Also the scene closed with a “happy ending. ” In my narrative, I failed to achieve my goal because unlike Gardner, I had no persistence and many other things to succeed. That day ended with sad ending of reality. Reality can be a hard thing to digest for many people. The film scene implied the argument that Americans are so distracted with trying to achieve their goals. That they forget to stop, breathes, and remembers the important reasons why they want to achieve their goals. Some examples are family, spouse, to be comfortable financially, love, etc.
Why can’t we just stop when we are lost and look back at the reasons like we started this journey in the first place? The answer is inside of us all. I would imagine that my reader would agree with the implied argument because if it doesn’t hit them personally then it should hit someone they love dearly. Such as in my narrative I realized that I can’t achieve any goals without stopping or attempting to stop and just smile with “happyness” knowing that the people I love and lean on are right in front of me. In the end, there are many factors as of why people succeed and fail in life.
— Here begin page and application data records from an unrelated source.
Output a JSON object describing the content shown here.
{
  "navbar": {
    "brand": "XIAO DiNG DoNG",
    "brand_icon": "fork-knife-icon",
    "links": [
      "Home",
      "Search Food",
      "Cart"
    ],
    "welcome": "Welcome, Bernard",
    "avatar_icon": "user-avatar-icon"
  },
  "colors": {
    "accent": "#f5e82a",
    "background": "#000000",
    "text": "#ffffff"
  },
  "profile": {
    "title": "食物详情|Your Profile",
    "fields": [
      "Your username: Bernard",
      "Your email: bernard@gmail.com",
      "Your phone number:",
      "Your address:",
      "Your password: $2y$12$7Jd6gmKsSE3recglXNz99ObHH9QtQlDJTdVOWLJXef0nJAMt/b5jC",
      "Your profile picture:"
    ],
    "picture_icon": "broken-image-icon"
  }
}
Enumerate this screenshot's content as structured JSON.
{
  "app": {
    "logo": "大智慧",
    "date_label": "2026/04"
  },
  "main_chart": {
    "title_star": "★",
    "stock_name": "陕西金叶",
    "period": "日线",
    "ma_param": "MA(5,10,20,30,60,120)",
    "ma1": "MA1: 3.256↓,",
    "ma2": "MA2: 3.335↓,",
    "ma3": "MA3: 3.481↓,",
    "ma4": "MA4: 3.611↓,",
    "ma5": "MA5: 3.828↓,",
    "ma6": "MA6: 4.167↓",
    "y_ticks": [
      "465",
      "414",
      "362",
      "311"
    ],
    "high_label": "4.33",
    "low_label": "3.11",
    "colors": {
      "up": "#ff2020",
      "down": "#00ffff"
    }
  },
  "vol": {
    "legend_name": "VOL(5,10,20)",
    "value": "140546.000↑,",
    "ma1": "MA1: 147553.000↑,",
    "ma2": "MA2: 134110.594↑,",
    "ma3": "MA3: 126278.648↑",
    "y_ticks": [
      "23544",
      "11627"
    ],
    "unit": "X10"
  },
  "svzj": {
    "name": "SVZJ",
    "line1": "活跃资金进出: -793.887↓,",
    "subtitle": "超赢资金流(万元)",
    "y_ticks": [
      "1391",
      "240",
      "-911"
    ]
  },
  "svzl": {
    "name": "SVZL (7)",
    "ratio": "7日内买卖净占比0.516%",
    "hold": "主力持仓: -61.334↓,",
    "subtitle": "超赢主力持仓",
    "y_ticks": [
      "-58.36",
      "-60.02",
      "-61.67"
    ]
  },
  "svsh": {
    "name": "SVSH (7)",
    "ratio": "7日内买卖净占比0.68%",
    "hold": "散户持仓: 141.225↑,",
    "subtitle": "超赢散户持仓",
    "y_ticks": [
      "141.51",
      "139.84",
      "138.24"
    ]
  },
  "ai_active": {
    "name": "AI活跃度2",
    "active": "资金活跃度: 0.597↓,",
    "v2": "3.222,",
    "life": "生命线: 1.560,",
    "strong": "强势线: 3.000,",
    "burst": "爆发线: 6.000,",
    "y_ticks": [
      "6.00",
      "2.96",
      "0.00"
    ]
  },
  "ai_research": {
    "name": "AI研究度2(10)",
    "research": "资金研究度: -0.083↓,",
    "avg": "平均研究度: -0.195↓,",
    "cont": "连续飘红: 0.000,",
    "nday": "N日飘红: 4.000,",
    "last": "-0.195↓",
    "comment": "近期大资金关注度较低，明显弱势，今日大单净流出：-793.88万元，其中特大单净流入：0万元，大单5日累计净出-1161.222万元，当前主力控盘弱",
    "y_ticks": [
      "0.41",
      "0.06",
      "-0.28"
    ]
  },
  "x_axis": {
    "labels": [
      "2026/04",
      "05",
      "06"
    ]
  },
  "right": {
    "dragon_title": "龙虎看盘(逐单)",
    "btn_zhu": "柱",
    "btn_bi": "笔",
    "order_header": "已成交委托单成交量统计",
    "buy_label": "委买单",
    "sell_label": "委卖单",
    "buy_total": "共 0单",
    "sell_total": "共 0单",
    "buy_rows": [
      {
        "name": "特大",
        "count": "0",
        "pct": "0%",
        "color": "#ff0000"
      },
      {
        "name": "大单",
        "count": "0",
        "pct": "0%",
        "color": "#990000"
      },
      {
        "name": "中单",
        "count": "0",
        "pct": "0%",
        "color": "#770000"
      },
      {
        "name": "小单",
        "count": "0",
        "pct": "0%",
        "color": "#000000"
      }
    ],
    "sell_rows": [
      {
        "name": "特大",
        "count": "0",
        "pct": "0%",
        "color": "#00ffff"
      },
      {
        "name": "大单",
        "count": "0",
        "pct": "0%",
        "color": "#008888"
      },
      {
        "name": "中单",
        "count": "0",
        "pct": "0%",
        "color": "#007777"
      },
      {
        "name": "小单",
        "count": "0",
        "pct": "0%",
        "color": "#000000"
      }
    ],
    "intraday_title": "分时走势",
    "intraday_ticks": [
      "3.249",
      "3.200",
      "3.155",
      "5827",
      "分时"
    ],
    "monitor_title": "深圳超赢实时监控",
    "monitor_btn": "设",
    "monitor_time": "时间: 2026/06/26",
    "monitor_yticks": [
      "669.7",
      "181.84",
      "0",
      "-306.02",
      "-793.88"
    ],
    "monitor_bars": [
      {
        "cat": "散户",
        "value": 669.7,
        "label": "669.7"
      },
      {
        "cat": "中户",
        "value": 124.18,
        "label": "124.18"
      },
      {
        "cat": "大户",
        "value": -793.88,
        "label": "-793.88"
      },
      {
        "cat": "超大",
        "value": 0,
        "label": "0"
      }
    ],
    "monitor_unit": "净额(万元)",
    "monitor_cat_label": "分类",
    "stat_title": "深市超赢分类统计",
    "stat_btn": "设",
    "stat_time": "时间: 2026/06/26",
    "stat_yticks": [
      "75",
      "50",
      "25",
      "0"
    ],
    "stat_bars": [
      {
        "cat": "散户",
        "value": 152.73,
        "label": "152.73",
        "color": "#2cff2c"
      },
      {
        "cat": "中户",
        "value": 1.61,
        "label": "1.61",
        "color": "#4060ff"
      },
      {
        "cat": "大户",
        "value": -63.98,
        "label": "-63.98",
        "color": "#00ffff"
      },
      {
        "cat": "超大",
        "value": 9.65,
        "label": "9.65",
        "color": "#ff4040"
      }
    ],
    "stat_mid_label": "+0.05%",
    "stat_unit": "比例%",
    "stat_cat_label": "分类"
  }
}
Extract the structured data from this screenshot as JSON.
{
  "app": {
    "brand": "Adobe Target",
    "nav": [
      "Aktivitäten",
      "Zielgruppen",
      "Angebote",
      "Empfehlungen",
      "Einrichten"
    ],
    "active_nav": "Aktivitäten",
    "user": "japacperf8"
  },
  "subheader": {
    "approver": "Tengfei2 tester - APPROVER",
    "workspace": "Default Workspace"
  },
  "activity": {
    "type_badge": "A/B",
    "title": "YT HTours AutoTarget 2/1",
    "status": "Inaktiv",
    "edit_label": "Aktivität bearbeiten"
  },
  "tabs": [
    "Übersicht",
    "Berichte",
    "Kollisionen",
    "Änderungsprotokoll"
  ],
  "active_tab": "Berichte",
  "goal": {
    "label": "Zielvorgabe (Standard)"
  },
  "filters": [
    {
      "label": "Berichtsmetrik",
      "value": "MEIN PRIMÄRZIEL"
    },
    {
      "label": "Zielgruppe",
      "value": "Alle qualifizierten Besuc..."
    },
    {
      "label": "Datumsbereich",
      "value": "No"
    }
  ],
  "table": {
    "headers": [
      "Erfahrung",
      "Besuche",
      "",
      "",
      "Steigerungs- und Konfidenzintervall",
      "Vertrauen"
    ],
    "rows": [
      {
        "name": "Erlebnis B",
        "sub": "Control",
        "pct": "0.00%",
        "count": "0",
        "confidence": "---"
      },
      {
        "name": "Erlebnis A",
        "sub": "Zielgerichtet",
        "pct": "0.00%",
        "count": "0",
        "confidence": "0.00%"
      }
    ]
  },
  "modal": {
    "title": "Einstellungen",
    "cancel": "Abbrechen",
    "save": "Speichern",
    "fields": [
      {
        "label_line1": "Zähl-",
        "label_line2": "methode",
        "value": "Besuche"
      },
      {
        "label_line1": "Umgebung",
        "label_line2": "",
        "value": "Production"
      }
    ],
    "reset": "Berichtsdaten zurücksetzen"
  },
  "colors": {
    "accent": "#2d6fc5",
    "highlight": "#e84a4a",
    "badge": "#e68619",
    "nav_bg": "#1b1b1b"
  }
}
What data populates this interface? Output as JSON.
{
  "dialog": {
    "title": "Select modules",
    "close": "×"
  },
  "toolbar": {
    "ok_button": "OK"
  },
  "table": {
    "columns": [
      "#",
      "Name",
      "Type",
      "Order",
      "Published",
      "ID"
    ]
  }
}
The main reasons people do in life are: the neighborhood they grew up in, two or single parent household, siblings or the only child, their characteristics, and hope or doubt. I believe that if people in this world are living their lives the way they want and they’re “happy” then the words succeed and fail means nothing. Some people loose the best features of themselves just to be successful in this economy. Even though Chris Gardner succeeds and I failed in our narratives, the one thing I know we have in common is that we are only human. Money isn’t everything; it doesn’t bring you everlasting “happyness. “